“There has been some frustration that it takes 24 hours to close a beach and call for a swim ban,” she said. “So we could be closing the beach 24 hours too late and we could be closing a beach when in fact the beach could be totally fine.”

The Lake County pilot is still in its first 30 days, so it is too soon to know if it will be successful, Piotrowski said. She said the health department plans to re-examine the issue at the end of the summer. If the new method is adopted, the health department would then have to raise the money to buy the equipment for the other nine Lake County beaches, she said.

Mary Riley, a second-year Education graduate student, goes down to Chicago beaches once or twice each summer, and she said she would like to see a faster test used in Evanston as long as the results were just as accurate. She said the 24-hour delay of the current testing methods is a concern.

“Twenty-four hours is a long period of time if you don’t know if it’s safe or not until after you’ve already been playing in the water,” Riley said.

Terry, from the Evanston health department, said there are no plans to implement a new test for use at Evanston beaches until the results of pilot programs like those in Chicago and Lake County are known.

If a shorter test were to be used, the city then would have to decide when and how often to test. These issues raise questions about whether Evanston would have the resources needed for frequent testing and whether such testing would be necessary.

“There are two schools of thought,” Terry said. “One is that everyone should be notified immediately if the bacteria levels are a concern. And there’s another group of residents that think we’re too sensitive and that’s just the risk you take by swimming in Lake Michigan.”

Brammeier from the Lake Michigan Federation said E. coli levels fluctuate so rapidly that even frequent testing might not help. Instead, cities and organizations should focus on discovering the causes of bacteria buildup and spend more time working on ways to clean up beaches, he said.

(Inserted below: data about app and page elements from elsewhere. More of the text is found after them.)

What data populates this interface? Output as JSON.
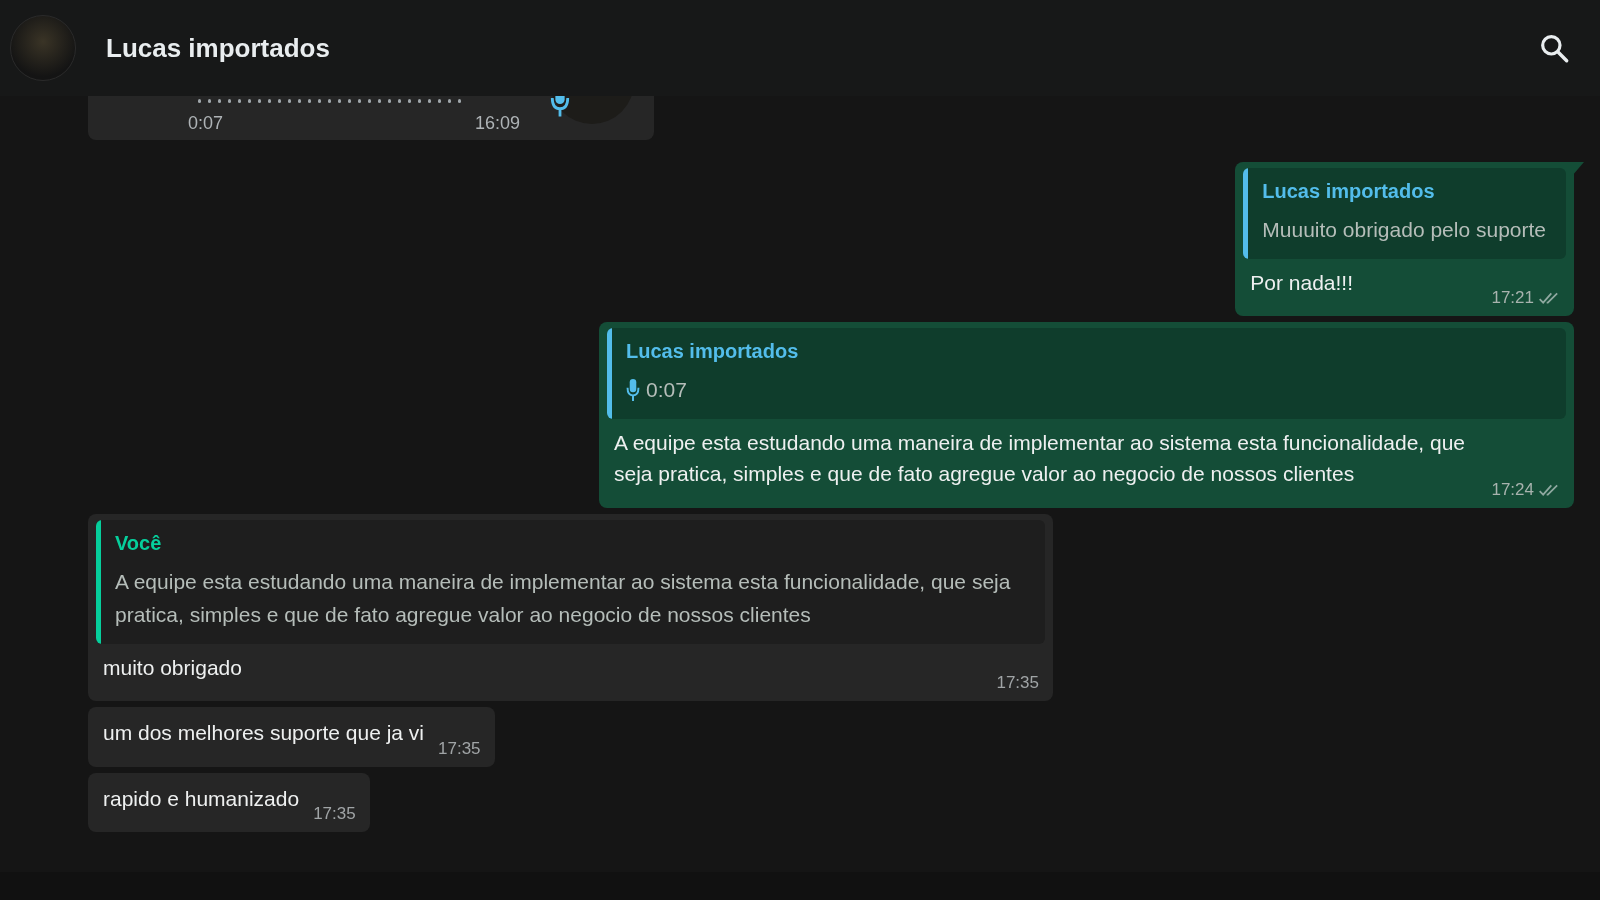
{
  "header": {
    "title": "Lucas importados"
  },
  "top_audio": {
    "duration": "0:07",
    "time": "16:09"
  },
  "messages": [
    {
      "kind": "outgoing",
      "tail": true,
      "quote": {
        "kind": "text",
        "author": "Lucas importados",
        "color": "#53bdeb",
        "text": "Muuuito obrigado pelo suporte"
      },
      "text": "Por nada!!!",
      "time": "17:21",
      "read": false
    },
    {
      "kind": "outgoing",
      "tail": false,
      "quote": {
        "kind": "audio",
        "author": "Lucas importados",
        "color": "#53bdeb",
        "text": "0:07"
      },
      "text": "A equipe esta estudando uma maneira de implementar ao sistema esta funcionalidade, que seja pratica, simples e que de fato agregue valor ao negocio de nossos clientes",
      "time": "17:24",
      "read": false
    },
    {
      "kind": "incoming",
      "tail": false,
      "quote": {
        "kind": "text",
        "author": "Você",
        "color": "#06cf9c",
        "text": "A equipe esta estudando uma maneira de implementar ao sistema esta funcionalidade, que seja pratica, simples e que de fato agregue valor ao negocio de nossos clientes"
      },
      "text": "muito obrigado",
      "time": "17:35"
    },
    {
      "kind": "incoming",
      "tail": false,
      "text": "um dos melhores suporte que ja vi",
      "time": "17:35"
    },
    {
      "kind": "incoming",
      "tail": false,
      "text": "rapido e humanizado",
      "time": "17:35"
    }
  ]
}
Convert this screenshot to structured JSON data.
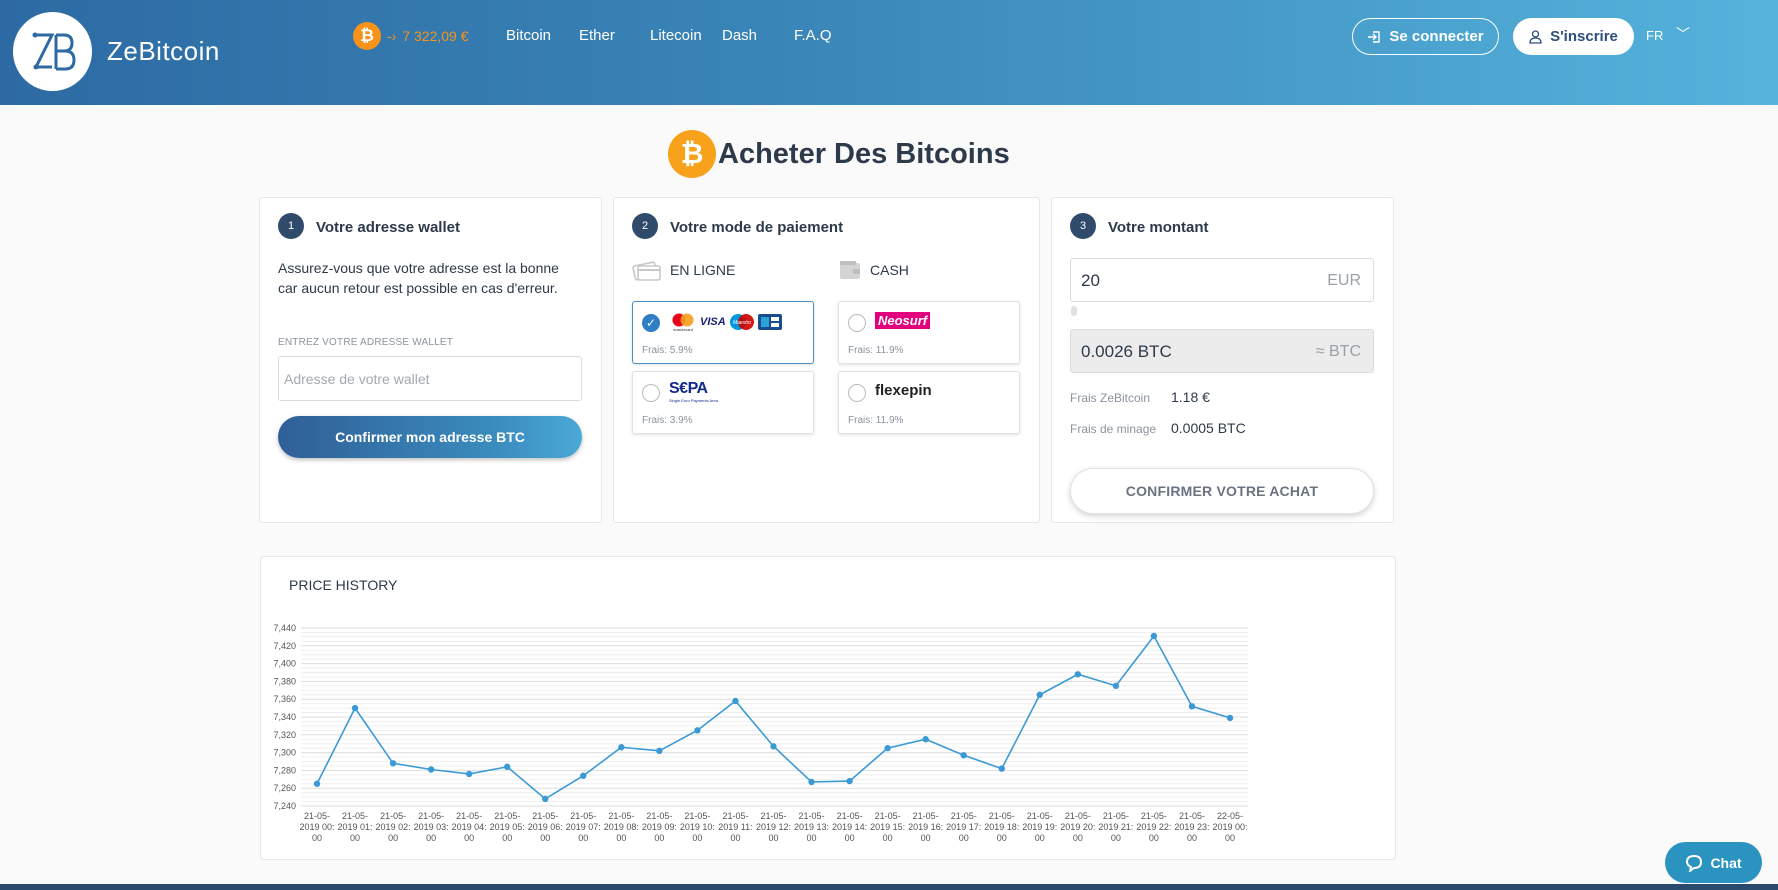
{
  "header": {
    "brand": "ZeBitcoin",
    "price": "7 322,09 €",
    "nav": [
      "Bitcoin",
      "Ether",
      "Litecoin",
      "Dash",
      "F.A.Q"
    ],
    "login_label": "Se connecter",
    "signup_label": "S'inscrire",
    "lang": "FR"
  },
  "page": {
    "title": "Acheter Des Bitcoins"
  },
  "step1": {
    "num": "1",
    "title": "Votre adresse wallet",
    "text": "Assurez-vous que votre adresse est la bonne car aucun retour est possible en cas d'erreur.",
    "label": "ENTREZ VOTRE ADRESSE WALLET",
    "placeholder": "Adresse de votre wallet",
    "button": "Confirmer mon adresse BTC"
  },
  "step2": {
    "num": "2",
    "title": "Votre mode de paiement",
    "online_label": "EN LIGNE",
    "cash_label": "CASH",
    "methods": [
      {
        "name": "card",
        "fee": "Frais: 5.9%",
        "selected": true
      },
      {
        "name": "Neosurf",
        "fee": "Frais: 11.9%",
        "selected": false
      },
      {
        "name": "SEPA",
        "fee": "Frais: 3.9%",
        "selected": false
      },
      {
        "name": "flexepin",
        "fee": "Frais: 11.9%",
        "selected": false
      }
    ],
    "logos": {
      "visa": "VISA",
      "maestro": "Maestro",
      "mastercard": "mastercard",
      "sepa_main": "S€PA",
      "sepa_sub": "Single Euro Payments Area",
      "neosurf": "Neosurf",
      "flexepin": "flexepin"
    }
  },
  "step3": {
    "num": "3",
    "title": "Votre montant",
    "amount": "20",
    "currency": "EUR",
    "btc_amount": "0.0026 BTC",
    "btc_cur": "≈ BTC",
    "fee_label": "Frais ZeBitcoin",
    "fee_value": "1.18 €",
    "mining_label": "Frais de minage",
    "mining_value": "0.0005 BTC",
    "confirm": "CONFIRMER VOTRE ACHAT"
  },
  "chat": {
    "label": "Chat"
  },
  "colors": {
    "accent": "#2f7fc4",
    "bitcoin": "#f7931a",
    "line": "#3b9ad6"
  },
  "chart_data": {
    "type": "line",
    "title": "PRICE HISTORY",
    "categories": [
      "21-05-2019 00:00",
      "21-05-2019 01:00",
      "21-05-2019 02:00",
      "21-05-2019 03:00",
      "21-05-2019 04:00",
      "21-05-2019 05:00",
      "21-05-2019 06:00",
      "21-05-2019 07:00",
      "21-05-2019 08:00",
      "21-05-2019 09:00",
      "21-05-2019 10:00",
      "21-05-2019 11:00",
      "21-05-2019 12:00",
      "21-05-2019 13:00",
      "21-05-2019 14:00",
      "21-05-2019 15:00",
      "21-05-2019 16:00",
      "21-05-2019 17:00",
      "21-05-2019 18:00",
      "21-05-2019 19:00",
      "21-05-2019 20:00",
      "21-05-2019 21:00",
      "21-05-2019 22:00",
      "21-05-2019 23:00",
      "22-05-2019 00:00"
    ],
    "tick_labels": [
      [
        "21-05-",
        "2019 00:",
        "00"
      ],
      [
        "21-05-",
        "2019 01:",
        "00"
      ],
      [
        "21-05-",
        "2019 02:",
        "00"
      ],
      [
        "21-05-",
        "2019 03:",
        "00"
      ],
      [
        "21-05-",
        "2019 04:",
        "00"
      ],
      [
        "21-05-",
        "2019 05:",
        "00"
      ],
      [
        "21-05-",
        "2019 06:",
        "00"
      ],
      [
        "21-05-",
        "2019 07:",
        "00"
      ],
      [
        "21-05-",
        "2019 08:",
        "00"
      ],
      [
        "21-05-",
        "2019 09:",
        "00"
      ],
      [
        "21-05-",
        "2019 10:",
        "00"
      ],
      [
        "21-05-",
        "2019 11:",
        "00"
      ],
      [
        "21-05-",
        "2019 12:",
        "00"
      ],
      [
        "21-05-",
        "2019 13:",
        "00"
      ],
      [
        "21-05-",
        "2019 14:",
        "00"
      ],
      [
        "21-05-",
        "2019 15:",
        "00"
      ],
      [
        "21-05-",
        "2019 16:",
        "00"
      ],
      [
        "21-05-",
        "2019 17:",
        "00"
      ],
      [
        "21-05-",
        "2019 18:",
        "00"
      ],
      [
        "21-05-",
        "2019 19:",
        "00"
      ],
      [
        "21-05-",
        "2019 20:",
        "00"
      ],
      [
        "21-05-",
        "2019 21:",
        "00"
      ],
      [
        "21-05-",
        "2019 22:",
        "00"
      ],
      [
        "21-05-",
        "2019 23:",
        "00"
      ],
      [
        "22-05-",
        "2019 00:",
        "00"
      ]
    ],
    "values": [
      7265,
      7350,
      7288,
      7281,
      7276,
      7284,
      7248,
      7274,
      7306,
      7302,
      7325,
      7358,
      7307,
      7267,
      7268,
      7305,
      7315,
      7297,
      7282,
      7365,
      7388,
      7375,
      7431,
      7352,
      7339
    ],
    "ylim": [
      7240,
      7440
    ],
    "yticks": [
      7240,
      7260,
      7280,
      7300,
      7320,
      7340,
      7360,
      7380,
      7400,
      7420,
      7440
    ],
    "ytick_labels": [
      "7,240",
      "7,260",
      "7,280",
      "7,300",
      "7,320",
      "7,340",
      "7,360",
      "7,380",
      "7,400",
      "7,420",
      "7,440"
    ],
    "grid": true
  }
}
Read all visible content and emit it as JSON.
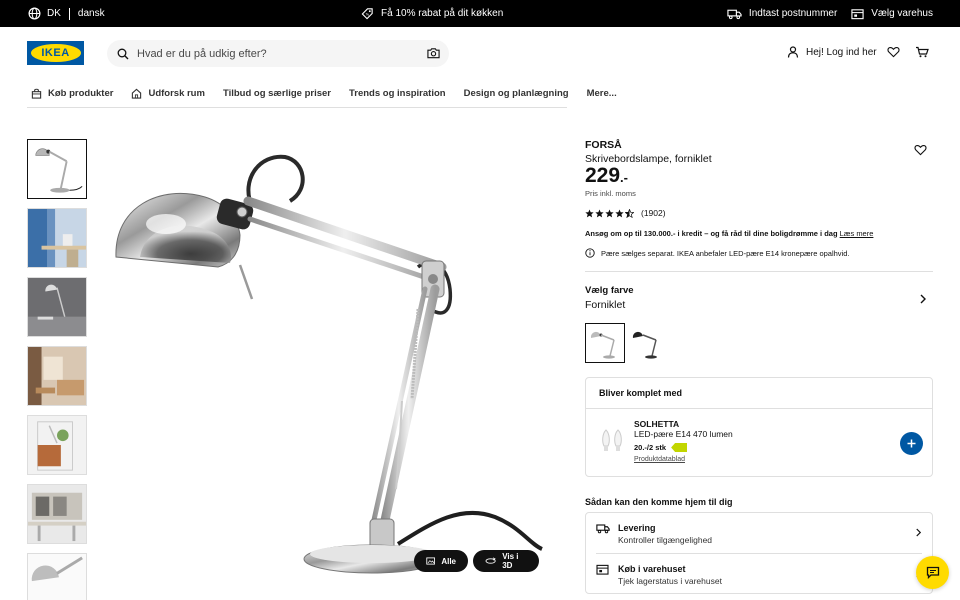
{
  "topbar": {
    "country": "DK",
    "language": "dansk",
    "promo": "Få 10% rabat på dit køkken",
    "postcode": "Indtast postnummer",
    "store": "Vælg varehus"
  },
  "header": {
    "logo_text": "IKEA",
    "search_placeholder": "Hvad er du på udkig efter?",
    "login": "Hej! Log ind her"
  },
  "nav": [
    {
      "label": "Køb produkter",
      "icon": "bag-icon"
    },
    {
      "label": "Udforsk rum",
      "icon": "house-icon"
    },
    {
      "label": "Tilbud og særlige priser"
    },
    {
      "label": "Trends og inspiration"
    },
    {
      "label": "Design og planlægning"
    },
    {
      "label": "Mere..."
    }
  ],
  "gallery": {
    "thumbnail_count": 7,
    "all_button": "Alle",
    "view3d_button": "Vis i 3D"
  },
  "product": {
    "name": "FORSÅ",
    "description": "Skrivebordslampe, forniklet",
    "price": "229",
    "price_suffix": ".-",
    "vat_note": "Pris inkl. moms",
    "rating_stars": 4.5,
    "review_count": "(1902)",
    "credit_text": "Ansøg om op til 130.000.- i kredit – og få råd til dine boligdrømme i dag",
    "credit_link": "Læs mere",
    "bulb_note": "Pære sælges separat. IKEA anbefaler LED-pære E14 kronepære opalhvid.",
    "color_label": "Vælg farve",
    "color_value": "Forniklet"
  },
  "bundle": {
    "heading": "Bliver komplet med",
    "name": "SOLHETTA",
    "description": "LED-pære E14 470 lumen",
    "price": "20.-/2 stk",
    "datasheet": "Produktdatablad"
  },
  "delivery": {
    "heading": "Sådan kan den komme hjem til dig",
    "options": [
      {
        "title": "Levering",
        "subtitle": "Kontroller tilgængelighed",
        "icon": "truck-icon"
      },
      {
        "title": "Køb i varehuset",
        "subtitle": "Tjek lagerstatus i varehuset",
        "icon": "store-icon"
      }
    ]
  },
  "colors": {
    "brand_blue": "#0058a3",
    "brand_yellow": "#ffdb00",
    "energy_green": "#c2d600"
  }
}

He explained that the Lake Michigan Federation tries to do this through its Adopt-A-Beach program. Students, community groups and families that participate in the program work with the organization to clean up litter and monitor water quality. Brammeier said getting at the sources of lake contamination would be better than even the most efficient test.

“We can monitor all day, ” Brammeier said, “but that doesn’t eliminate the problem.”

City Reporter Breanne Gilpatrick is a Medill junior. She can be reached at [email protected]